How does a surveyor traipse into the woods and come out with accurate heights, positions, distances and property lines for artifacts in the middle of nowhere? It’s magic, of course, but it is mathematical magic that has been well understood for a good two-thousand years. In last week’s Dispatch I covered the core of that mathematics, which is the simple but incredible marriage between proportions and triangles.
I finished by presenting a fact little understood by the typical person: because of this mathematics you can measure the distance to anything in the world by simply pointing to it. No direct measurement is needed.
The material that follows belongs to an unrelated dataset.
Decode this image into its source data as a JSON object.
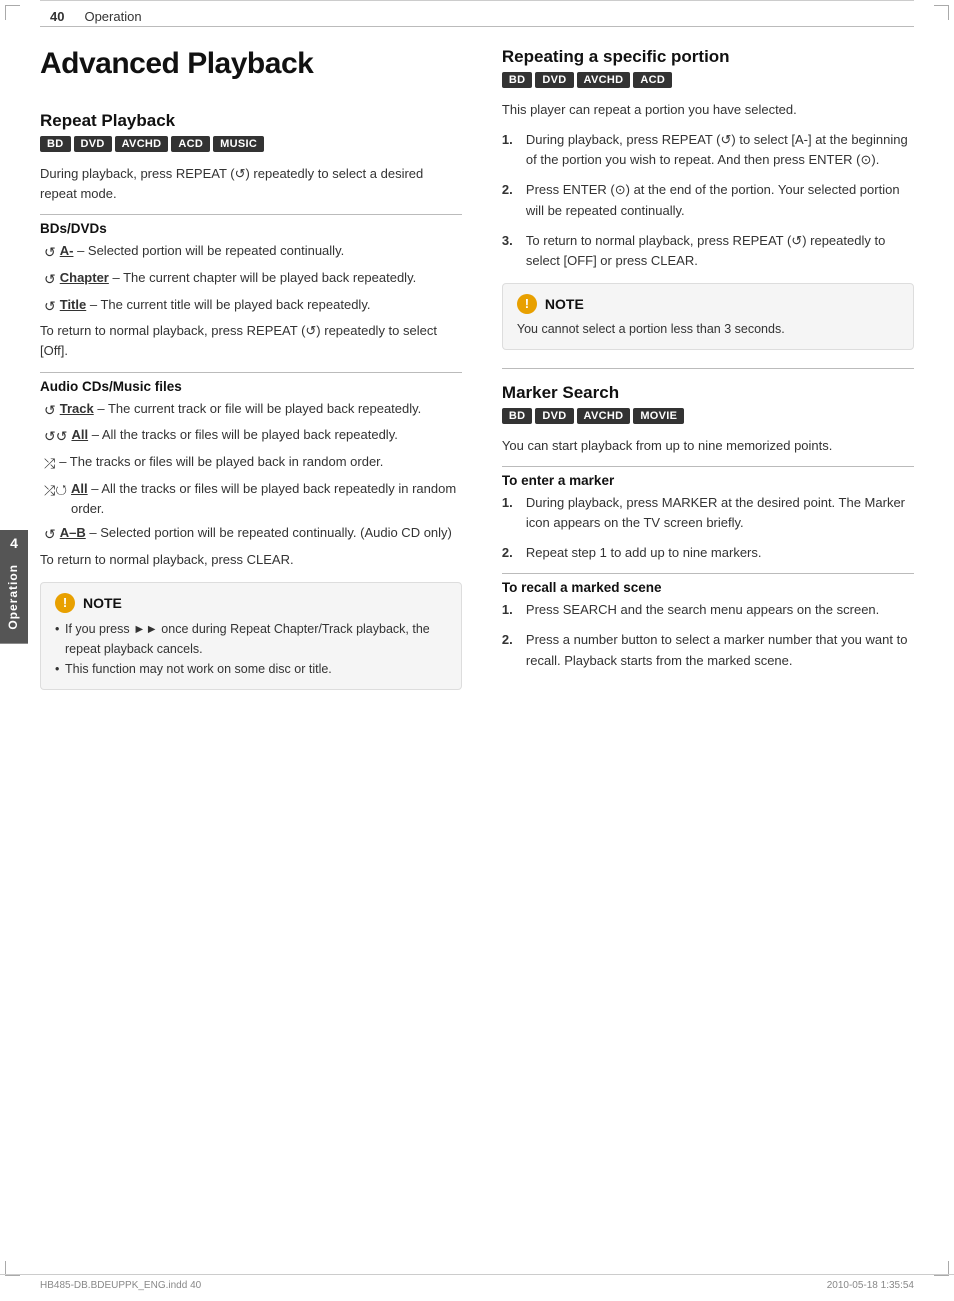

This week in my continuing series on the magic of surveying I’m going to show how it is done, finishing with an Adirondack example of note. » Continue Reading.